Now, keep in mind that I favor physical Gold over Gold stocks over the long term and, in fact, own no Gold stocks for the long term. My long-term holdings are in physical Gold held outside the banking system. This is the safer place to be during this nasty secular common stock bear market, particularly when sovereign defaults are the theme of this next decade. We will not exit this secular common stock bear market until we have a new monetary system based on a modicum of common sense – in other words, one that involves Gold.
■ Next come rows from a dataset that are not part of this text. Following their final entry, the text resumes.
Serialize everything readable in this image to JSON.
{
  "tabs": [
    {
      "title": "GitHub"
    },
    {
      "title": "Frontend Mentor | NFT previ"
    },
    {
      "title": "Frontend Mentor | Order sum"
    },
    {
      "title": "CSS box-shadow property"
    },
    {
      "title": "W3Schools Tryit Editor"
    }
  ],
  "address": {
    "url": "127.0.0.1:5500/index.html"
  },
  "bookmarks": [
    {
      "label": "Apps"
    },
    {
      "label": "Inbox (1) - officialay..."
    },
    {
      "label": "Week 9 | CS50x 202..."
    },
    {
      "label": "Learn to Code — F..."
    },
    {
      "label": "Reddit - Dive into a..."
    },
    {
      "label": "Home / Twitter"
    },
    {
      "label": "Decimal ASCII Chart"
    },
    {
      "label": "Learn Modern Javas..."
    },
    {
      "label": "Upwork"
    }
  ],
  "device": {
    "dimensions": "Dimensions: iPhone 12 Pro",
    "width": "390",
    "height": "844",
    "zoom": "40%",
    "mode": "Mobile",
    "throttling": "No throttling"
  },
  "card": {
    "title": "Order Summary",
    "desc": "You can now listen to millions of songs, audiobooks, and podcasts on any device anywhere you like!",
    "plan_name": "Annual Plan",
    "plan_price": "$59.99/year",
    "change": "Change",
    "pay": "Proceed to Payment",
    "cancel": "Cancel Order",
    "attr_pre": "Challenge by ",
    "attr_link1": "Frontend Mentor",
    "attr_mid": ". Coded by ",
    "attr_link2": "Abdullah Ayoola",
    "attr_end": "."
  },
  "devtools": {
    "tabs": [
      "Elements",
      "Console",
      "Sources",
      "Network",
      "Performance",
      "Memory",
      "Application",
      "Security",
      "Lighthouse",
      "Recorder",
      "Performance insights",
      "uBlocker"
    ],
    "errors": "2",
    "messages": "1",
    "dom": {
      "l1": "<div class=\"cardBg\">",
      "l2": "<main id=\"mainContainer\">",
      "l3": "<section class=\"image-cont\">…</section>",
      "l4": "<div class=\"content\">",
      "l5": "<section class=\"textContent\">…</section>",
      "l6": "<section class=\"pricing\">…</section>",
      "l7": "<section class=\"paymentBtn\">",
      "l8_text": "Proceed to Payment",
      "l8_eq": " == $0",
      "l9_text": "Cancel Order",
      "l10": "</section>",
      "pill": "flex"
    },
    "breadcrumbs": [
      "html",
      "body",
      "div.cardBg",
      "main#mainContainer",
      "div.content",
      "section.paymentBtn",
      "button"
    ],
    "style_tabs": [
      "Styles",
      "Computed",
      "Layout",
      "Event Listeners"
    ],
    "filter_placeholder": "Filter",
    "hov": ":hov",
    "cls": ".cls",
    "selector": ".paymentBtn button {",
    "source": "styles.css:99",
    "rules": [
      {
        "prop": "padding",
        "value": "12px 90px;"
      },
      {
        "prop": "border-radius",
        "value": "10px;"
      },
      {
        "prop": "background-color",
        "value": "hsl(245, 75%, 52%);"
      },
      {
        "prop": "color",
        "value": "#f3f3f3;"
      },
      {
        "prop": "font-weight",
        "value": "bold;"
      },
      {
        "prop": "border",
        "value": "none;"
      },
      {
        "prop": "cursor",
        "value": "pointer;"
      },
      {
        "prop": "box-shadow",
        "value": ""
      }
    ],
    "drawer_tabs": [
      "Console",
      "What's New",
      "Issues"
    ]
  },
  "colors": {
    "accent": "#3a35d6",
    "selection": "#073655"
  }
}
Let Charlie Munger speak of how uncivilized it is to make a lot more money than he has for shareholders over the past decade by holding a shiny piece of metal instead of the paper promises of Wall Street’s “finest.” Sounds like sour grapes to me. By the way, shiny metal will continue to far outperform the Berkshire Hathaway stock price over the next several years – of that, you can be sure.
To the charts, I say, as this is where the answers lie in my opinion once one understands the fundamentals. Here’s a “big picture” view of the XAU Mining Index ($XAU) using a monthly log scale plot over roughly the past 30 years thru Friday’s close:
Others might say that we are headed for another 2008-style meltdown and we are going to lose that blue support line again, as we did in 2008. Hey, that’s what makes a market. But there are fundamental and technical reasons for why we ain’t going there again any time soon. The most important, in my opinion, is the fact that Gold stocks have already crashed relative to the Gold price. Here’s a monthly log scale view of the XAU Mining Index divided by the price of Gold ($XAU:$GOLD) thru Friday’s close:
Over the long term, it is apparent that Gold stocks have underperformed the metal and may well continue to do so for the longer term haul (i.e. next decade). However, speculative gains during a cyclical Gold stock bull come fast and furious once Gold stocks decide it is their turn to lead the way. Next up, the “Gold stocks to common stocks” ratio, using the XAU and the S&P 500 as proxies ($XAU:$SPX) on a monthly chart over the past 13 years thru Friday’s close:
Furthermore, the fundamentals continue to improve for producing Gold companies due to a rising “real price” of Gold. I learned this concept from Bob Hoye and it makes sense. When the Gold price is rising relative to the cost of mining (regardless of what the nominal price of Gold is doing), operating margins for producing miners should improve, all other things being equal (which they never are…). Using the Gold price divided by the price of a basket of commodities, we can get a rough estimate of this trend. Here is a 30 year monthly chart of Gold divided by the CCI commodities index ($GOLD:$CCI) thru Friday’s close using a log scale format:
This is where the “Dollar to zero” and hyperinflation crowd misses some of the nuances along the way. Sure, every currency becomes worthless eventually, but the turns along the way are what make things interesting to those who follow markets. For example, despite being a staunch Gold bull, I have been looking for a new cyclical bull market in the US Dollar Index since last summer, and I don’t think the one that seems to be developing is over yet by a long shot. All currencies are declining against Gold, but doing so at different rates.
And if you are into technical analysis, you should have noticed the volume on the GDX ETF. May was the highest monthly volume in the history of GDX (with a bullish monthly candle to mark a bottom) and Friday was the highest daily up volume in the history of the GDX ETF. Clearly, the big boys see the same things I do and have now established their positions. They are doing so at a time when sentiment in the Gold stock sector is as poor as it has been since the darkest days of the 2008 panic.
I had to smile at the number of recent articles I have seen describing how much Gold stocks suck and how they will never outperform the metal. Perfect! Here’s my homemade sentiment chart using the data from the Rydex Precious Metals Mutual Fund (a PM stock fund), the plot showing the net asset value (NAV) of the fund (i.e. amount of money in the fund) over time. When the plot is low, the money in the fund is low, which is generally a combination of declining prices and money withdrawals from the fund. When the herd is bearish (i.e. NAV low), you want to be bullish and vice versa. Here’s a 10 year plot of the NAV of the Rydex fund thru Friday’s close:
I’d say we’re not going to get much lower than the 2008 meltdown, but feel free to disagree. The turn has already come and gone, in my opinion. However, the bulk of speculative gains in this cyclical Gold stock bull market are ahead of us. For those with a longer-term view, ignore the squiggles until the GDX is 80 or more and we’ll get there within a year if history is reliable guide. For those who like to try to play/trade the shorter term swings in the volatile Gold mining sector, consider giving my low cost subscription service a try (it’s only $15/month). For those with a lower risk tolerance, simply hold onto your Gold until the Dow to Gold ratio gets to 2 (and we may well go below 1 this cycle). Speaking of my favorite secular road map chart, it looks like we have finally made the turn – here’s a monthly log scale chart of $INDU:$GOLD over the past 15 years thru Friday’s close: